**TASK INSTRUCTIONS**
Could you count the lines in the data that contain "desc"? Reply with the number only.

== Segment start ==

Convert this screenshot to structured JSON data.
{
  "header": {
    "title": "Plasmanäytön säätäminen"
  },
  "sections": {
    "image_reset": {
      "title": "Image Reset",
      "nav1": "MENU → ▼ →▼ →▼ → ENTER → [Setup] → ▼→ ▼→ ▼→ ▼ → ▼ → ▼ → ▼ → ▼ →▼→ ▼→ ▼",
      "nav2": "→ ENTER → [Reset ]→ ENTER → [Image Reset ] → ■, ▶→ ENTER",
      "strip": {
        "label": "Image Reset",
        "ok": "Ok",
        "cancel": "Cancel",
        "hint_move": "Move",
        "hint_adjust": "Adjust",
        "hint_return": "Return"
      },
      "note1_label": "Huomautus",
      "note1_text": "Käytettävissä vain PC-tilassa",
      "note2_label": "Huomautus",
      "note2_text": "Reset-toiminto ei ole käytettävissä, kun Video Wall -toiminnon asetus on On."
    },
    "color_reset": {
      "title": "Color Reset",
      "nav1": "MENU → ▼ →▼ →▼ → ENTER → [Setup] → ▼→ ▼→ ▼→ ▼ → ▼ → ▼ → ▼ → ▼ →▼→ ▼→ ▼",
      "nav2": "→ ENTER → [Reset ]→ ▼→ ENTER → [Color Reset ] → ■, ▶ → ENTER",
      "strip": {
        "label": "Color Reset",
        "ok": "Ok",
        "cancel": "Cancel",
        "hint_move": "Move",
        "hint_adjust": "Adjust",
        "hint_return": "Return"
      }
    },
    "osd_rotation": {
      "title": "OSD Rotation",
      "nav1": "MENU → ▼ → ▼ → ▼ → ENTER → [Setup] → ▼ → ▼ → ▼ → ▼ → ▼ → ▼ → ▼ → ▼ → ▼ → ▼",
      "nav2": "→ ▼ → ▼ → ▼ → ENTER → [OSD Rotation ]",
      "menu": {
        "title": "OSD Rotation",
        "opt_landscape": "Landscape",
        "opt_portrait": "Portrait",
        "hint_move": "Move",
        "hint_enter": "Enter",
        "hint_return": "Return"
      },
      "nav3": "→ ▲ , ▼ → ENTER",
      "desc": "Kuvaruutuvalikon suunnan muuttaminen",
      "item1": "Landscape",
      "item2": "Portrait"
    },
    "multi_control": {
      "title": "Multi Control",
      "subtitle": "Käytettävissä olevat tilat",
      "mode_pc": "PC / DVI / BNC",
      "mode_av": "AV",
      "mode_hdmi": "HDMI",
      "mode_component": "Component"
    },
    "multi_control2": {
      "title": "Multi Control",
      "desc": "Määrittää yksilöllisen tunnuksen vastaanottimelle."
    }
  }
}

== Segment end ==

**RESPONSE TO THIS EXERCISE**
2